:: Exercise materials

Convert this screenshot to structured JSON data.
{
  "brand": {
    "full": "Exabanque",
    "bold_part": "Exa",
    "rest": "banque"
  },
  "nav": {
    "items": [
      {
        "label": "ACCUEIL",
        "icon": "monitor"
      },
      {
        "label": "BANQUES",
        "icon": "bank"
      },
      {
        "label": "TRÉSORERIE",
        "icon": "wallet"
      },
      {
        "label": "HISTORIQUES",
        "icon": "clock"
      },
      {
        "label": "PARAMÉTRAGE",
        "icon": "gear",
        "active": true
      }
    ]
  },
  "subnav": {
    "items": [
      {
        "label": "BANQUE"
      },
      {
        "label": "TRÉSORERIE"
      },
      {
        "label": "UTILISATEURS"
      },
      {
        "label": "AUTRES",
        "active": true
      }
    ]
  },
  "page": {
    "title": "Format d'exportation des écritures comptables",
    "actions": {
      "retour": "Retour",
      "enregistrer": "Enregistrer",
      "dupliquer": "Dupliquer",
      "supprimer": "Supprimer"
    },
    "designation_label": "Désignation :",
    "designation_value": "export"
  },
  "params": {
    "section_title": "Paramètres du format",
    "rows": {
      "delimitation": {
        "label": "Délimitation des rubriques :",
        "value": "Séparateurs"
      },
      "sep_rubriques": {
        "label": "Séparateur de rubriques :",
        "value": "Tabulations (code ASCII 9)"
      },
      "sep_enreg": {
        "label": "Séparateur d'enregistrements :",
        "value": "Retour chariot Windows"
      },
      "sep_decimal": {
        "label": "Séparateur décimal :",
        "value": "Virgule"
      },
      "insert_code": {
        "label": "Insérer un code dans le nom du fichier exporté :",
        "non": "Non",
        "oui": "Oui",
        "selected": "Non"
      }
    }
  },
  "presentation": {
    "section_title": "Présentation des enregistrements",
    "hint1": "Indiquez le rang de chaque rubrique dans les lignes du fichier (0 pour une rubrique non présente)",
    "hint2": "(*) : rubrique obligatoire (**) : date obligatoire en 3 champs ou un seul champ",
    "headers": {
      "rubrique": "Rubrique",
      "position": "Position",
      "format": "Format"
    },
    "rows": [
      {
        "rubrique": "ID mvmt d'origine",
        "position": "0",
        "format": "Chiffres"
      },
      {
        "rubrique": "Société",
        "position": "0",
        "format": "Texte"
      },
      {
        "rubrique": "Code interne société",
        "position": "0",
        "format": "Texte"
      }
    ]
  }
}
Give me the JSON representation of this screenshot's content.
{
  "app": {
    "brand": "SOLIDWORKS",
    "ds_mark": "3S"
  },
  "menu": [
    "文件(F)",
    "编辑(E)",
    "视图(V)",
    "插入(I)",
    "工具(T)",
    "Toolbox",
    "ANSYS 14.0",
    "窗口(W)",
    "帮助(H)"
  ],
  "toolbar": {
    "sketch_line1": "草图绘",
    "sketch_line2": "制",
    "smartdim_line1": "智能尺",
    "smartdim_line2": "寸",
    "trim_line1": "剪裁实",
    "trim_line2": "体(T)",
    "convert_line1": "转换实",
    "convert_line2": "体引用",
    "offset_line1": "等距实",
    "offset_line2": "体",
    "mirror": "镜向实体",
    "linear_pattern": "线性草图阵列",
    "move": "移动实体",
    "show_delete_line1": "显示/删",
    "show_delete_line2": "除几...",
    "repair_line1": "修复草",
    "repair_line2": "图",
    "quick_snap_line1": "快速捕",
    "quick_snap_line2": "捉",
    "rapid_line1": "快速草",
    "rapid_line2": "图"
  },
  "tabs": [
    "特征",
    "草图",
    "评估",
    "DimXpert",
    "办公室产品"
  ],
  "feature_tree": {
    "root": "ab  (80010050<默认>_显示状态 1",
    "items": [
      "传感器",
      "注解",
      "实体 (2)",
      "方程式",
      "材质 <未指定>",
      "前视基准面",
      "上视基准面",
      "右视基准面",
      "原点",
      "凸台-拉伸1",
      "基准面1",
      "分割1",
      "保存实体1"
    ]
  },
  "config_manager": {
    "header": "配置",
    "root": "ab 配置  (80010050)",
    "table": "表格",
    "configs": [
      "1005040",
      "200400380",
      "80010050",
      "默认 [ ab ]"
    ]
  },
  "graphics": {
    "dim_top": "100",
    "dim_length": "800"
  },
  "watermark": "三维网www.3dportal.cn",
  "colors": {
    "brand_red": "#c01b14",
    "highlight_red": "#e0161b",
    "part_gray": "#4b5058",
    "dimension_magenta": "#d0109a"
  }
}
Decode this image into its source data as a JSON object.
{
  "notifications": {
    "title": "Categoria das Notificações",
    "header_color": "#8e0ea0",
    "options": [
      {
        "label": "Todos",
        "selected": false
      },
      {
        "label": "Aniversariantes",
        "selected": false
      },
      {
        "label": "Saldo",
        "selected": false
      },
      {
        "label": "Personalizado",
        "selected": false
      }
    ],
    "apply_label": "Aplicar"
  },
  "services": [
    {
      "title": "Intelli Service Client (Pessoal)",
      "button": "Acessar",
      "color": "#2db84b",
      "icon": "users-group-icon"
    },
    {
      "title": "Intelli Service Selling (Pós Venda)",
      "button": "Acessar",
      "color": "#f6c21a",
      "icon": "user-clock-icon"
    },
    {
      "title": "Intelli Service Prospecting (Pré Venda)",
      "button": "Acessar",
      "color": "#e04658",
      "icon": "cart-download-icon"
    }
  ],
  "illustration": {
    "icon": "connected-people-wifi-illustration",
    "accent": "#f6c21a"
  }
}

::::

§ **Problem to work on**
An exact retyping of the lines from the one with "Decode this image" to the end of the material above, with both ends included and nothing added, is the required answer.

§ **Exercise result**
Decode this image into its source data as a JSON object.
{
  "notifications": {
    "title": "Categoria das Notificações",
    "header_color": "#8e0ea0",
    "options": [
      {
        "label": "Todos",
        "selected": false
      },
      {
        "label": "Aniversariantes",
        "selected": false
      },
      {
        "label": "Saldo",
        "selected": false
      },
      {
        "label": "Personalizado",
        "selected": false
      }
    ],
    "apply_label": "Aplicar"
  },
  "services": [
    {
      "title": "Intelli Service Client (Pessoal)",
      "button": "Acessar",
      "color": "#2db84b",
      "icon": "users-group-icon"
    },
    {
      "title": "Intelli Service Selling (Pós Venda)",
      "button": "Acessar",
      "color": "#f6c21a",
      "icon": "user-clock-icon"
    },
    {
      "title": "Intelli Service Prospecting (Pré Venda)",
      "button": "Acessar",
      "color": "#e04658",
      "icon": "cart-download-icon"
    }
  ],
  "illustration": {
    "icon": "connected-people-wifi-illustration",
    "accent": "#f6c21a"
  }
}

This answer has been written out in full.